Saturday, 15 March 2014

Sociopathy in the workplace and family

There is a superb article about prosperity and the market by Hanauer and Beinhocker in Democracy Journal:

In summary, it addresses the following problem.  Given that  markets are not perfectly efficient, and people are not perfectly rational, and money is a poor measure of prosperity, how do you measure prosperity, and how do you increase  it?  They suggest solutions are the markers for prosperity, not financial wealth.  So Western society is prosperous because it has medical solutions, transport solutions etc etc.

All very nice, and I basked in a glow of intellectual satisfaction as I read it.

Then in the comments section, I saw the following by a chap called George Wells:
The article fails to consider the effect of sociopaths and their behavior. The sociopaths have convinced us that corporations, and by implication, all business has a singular purpose: to make the capitalist more wealthy. Anything, and everything that stands in the way of pure profit is wrong even if it means delivering harmful products or not producing beneficial ones because they are not sufficiently profitable.
Why is it that humans reward sociopathic behavior? That, to me, is the real question.

Yeah, George!  You hit the nail on the head.
(If you think his judgement is too harsh, go read Ben Goldacre.)

I think the challenge for us chattering classes in the behavioural science arena is to solve the problem of sociopathy in the workplace and the family.

Friday, 14 March 2014

The Case for Making Criminals Literate

The total cost of crime against individuals and households in England and Wales is something like £36 billion per annum.

Assume 40% of the prison population have a serious literacy problem.   (Most studies show it higher, but we are being conservative here.)

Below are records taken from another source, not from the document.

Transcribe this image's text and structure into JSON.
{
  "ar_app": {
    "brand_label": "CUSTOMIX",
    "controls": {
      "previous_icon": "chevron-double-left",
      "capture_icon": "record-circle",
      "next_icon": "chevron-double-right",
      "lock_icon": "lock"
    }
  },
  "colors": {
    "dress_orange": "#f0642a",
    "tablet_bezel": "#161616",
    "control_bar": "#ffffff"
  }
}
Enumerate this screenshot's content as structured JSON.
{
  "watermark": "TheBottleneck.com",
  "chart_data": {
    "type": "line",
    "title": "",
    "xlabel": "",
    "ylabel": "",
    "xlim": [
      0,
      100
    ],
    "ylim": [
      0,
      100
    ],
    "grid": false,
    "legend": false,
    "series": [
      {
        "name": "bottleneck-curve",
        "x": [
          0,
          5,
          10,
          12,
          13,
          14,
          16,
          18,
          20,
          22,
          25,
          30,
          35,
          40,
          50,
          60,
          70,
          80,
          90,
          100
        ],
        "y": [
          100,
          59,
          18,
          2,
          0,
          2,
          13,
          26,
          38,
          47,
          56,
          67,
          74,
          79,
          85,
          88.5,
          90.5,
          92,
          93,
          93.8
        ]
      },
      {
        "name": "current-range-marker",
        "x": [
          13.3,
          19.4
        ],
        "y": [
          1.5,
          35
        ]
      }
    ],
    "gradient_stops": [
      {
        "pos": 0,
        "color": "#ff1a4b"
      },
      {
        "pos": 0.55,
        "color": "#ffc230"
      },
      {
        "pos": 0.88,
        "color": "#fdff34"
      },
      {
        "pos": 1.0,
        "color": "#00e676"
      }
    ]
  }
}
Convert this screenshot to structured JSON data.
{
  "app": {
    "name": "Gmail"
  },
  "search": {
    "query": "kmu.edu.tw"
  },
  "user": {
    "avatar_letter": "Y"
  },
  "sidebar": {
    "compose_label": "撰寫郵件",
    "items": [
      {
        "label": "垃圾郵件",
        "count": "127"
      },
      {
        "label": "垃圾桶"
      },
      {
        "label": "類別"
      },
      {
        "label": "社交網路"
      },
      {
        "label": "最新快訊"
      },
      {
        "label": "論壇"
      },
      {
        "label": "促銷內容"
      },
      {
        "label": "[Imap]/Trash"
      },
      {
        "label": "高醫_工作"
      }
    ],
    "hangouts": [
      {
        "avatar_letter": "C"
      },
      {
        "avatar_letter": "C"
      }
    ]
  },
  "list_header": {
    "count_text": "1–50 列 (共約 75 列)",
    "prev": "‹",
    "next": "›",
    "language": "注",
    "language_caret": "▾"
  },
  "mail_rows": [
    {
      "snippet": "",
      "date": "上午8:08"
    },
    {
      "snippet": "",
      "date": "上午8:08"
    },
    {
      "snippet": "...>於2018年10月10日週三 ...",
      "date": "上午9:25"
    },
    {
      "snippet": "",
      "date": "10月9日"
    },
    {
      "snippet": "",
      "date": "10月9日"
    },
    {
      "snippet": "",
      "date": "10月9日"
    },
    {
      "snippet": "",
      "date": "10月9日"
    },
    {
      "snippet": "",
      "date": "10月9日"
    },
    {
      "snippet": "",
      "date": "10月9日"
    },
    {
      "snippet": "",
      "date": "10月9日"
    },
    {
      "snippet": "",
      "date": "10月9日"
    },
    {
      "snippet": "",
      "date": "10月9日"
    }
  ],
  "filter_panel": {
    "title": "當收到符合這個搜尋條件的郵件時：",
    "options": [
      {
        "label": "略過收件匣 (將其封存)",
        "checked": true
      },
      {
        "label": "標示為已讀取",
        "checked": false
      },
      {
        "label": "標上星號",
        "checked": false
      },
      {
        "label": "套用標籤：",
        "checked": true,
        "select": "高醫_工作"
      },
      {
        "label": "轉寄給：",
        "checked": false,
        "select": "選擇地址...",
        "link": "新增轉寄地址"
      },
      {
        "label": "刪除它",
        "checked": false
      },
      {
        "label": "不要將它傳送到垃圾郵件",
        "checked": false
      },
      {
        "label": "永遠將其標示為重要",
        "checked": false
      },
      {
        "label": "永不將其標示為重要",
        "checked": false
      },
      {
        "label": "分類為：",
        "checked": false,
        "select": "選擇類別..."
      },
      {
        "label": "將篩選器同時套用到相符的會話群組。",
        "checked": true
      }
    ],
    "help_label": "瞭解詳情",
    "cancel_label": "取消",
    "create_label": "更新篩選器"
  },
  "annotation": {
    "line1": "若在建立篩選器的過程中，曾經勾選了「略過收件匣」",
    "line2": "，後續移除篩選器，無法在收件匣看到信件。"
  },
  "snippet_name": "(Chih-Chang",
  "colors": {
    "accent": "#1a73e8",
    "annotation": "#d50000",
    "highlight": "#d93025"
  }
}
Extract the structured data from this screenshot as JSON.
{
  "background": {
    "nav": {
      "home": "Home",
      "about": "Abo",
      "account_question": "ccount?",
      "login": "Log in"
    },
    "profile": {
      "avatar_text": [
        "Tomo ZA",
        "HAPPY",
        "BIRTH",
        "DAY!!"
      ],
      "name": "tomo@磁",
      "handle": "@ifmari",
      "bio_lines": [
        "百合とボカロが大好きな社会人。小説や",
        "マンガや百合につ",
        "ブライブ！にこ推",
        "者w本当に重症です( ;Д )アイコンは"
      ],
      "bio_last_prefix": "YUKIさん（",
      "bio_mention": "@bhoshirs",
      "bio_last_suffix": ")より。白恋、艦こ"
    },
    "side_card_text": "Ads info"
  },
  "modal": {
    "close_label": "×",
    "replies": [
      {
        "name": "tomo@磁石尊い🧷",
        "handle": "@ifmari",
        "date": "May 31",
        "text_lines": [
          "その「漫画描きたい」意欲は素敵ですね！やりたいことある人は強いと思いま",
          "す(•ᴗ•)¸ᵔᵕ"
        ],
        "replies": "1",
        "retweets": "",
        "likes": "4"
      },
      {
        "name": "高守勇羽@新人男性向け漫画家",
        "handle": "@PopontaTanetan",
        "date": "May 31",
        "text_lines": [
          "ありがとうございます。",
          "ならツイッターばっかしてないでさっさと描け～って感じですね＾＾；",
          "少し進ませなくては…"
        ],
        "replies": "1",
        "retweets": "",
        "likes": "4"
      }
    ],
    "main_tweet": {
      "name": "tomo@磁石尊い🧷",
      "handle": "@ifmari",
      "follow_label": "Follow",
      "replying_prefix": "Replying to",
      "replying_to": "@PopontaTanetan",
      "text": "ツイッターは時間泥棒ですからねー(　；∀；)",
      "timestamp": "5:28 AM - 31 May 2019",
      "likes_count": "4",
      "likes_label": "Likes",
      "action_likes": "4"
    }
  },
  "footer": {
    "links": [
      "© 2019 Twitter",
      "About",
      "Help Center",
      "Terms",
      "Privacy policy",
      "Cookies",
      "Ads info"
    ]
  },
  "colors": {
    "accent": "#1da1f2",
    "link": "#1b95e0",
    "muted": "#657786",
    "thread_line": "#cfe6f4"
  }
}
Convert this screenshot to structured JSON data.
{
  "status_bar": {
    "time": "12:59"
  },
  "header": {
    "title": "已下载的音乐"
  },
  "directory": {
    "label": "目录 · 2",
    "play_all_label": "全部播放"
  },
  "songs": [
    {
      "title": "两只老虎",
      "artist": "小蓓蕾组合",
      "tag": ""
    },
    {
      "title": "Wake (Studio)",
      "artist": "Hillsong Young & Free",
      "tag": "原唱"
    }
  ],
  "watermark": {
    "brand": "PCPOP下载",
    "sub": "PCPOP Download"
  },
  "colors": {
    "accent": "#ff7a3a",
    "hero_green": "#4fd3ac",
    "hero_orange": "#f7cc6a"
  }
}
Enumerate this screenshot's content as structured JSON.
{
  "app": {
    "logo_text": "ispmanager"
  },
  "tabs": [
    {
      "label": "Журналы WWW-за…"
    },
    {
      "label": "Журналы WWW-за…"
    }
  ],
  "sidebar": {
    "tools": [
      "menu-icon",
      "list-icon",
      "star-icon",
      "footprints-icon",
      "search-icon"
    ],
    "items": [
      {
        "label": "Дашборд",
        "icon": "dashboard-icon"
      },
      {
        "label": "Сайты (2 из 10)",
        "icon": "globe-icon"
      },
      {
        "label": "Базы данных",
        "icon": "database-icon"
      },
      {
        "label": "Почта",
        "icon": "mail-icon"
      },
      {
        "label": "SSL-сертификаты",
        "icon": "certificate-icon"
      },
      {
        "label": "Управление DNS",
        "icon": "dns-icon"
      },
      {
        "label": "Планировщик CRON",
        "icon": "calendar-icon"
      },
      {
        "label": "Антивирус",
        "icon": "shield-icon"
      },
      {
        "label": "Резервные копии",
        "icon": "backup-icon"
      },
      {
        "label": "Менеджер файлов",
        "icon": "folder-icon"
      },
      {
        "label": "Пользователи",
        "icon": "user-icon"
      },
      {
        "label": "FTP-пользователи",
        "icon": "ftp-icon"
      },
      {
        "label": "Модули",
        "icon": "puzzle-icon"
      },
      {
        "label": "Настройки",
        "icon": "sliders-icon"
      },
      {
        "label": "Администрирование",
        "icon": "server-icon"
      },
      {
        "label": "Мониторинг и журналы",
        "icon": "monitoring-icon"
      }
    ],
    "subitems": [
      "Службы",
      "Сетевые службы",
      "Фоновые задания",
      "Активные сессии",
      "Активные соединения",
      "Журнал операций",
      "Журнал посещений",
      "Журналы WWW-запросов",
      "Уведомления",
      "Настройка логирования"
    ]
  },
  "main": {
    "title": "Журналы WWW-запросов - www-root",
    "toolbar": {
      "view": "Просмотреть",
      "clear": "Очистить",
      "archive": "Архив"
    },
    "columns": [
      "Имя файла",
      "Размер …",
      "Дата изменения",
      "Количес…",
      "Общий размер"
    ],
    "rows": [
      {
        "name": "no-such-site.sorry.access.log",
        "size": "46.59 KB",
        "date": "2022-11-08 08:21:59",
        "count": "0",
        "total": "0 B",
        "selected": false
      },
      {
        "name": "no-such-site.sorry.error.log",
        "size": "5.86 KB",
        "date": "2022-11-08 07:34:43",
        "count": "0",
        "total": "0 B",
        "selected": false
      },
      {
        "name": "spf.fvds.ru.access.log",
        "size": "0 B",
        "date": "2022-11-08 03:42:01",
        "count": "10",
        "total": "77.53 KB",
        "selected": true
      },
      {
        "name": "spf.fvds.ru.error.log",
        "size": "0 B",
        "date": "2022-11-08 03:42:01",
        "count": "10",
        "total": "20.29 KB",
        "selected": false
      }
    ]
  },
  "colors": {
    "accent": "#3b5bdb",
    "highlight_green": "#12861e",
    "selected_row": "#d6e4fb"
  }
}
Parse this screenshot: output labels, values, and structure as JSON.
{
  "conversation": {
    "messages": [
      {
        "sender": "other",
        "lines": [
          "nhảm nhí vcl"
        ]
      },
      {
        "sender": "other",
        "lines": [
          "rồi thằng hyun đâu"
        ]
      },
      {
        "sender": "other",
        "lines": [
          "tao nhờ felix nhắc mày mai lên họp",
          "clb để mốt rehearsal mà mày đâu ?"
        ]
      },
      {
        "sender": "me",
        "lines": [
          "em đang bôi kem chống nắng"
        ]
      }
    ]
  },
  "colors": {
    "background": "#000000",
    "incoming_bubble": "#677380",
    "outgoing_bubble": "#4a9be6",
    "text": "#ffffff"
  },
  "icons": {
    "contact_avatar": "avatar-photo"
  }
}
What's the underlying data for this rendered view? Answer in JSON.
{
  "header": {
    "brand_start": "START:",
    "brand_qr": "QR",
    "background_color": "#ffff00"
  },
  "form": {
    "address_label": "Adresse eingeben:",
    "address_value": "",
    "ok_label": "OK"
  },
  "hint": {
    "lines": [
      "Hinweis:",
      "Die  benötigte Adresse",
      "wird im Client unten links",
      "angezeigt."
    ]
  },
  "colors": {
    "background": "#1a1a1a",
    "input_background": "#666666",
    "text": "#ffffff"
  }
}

Assume that you can make half the illiterates in prison literate at a cost of, say, £1000 per head.

There are 88,000 prisoners currently in England and Wales.

So making half of the illiterates literate would cost 88,000 * 40% * ½ * £1000.
That’s around £18 million.

Let’s assume that making half the illiterates in prison literate keeps 1% of them out of prison and reduces the cost of crime by 1%.  That’s a saving of £36 billion * 1% = £360m.
So by spending £18 million on making them literate, we save £360 million.
Not too shabby, is it?

There’s two assumptions here you might want to challenge.

Firstly, can you make half the illiterates in prison literate?  Yes, our program ReadingWise English will certainly work on at least 50% of the inmates.  Last year we did a research trial on English schoolchildren with reading difficulties, which showed that the older the child and the worse the difficulty, the higher the degree of improvement.  We have extensive experience with making adults literate in other countries (80,000 at the last count) so we know we can do it.

Secondly, can it be done for £1000?  Well, actually, it can be done for far less.  The program can be done on a computer or tablet WITHOUT INTERNET and needs to be supervised by a lay person with 2 hours training from someone certified by my company. 
So let’s say it takes 80 hours to make a criminal literate, and there are 10 prisoners in the class.  One supervisor in 50 weeks can handle 25 * 10 = 250 prisoners a year.  But let’s assume a 50% failure rate.  Then one supervisor can make 125 prisoners a year literate.

Let’s assume the lay person is paid £40k per year and equipment for the class costs £10k per year.  That’s a total of £50,000 per year.

So the cost is £50,000 / 125 prisoners = £400 per prisoner.  So why did I assume £1000 per prisoner?  Because I’d like to be paid £600 per prisoner into my own pocket on a results-only basis!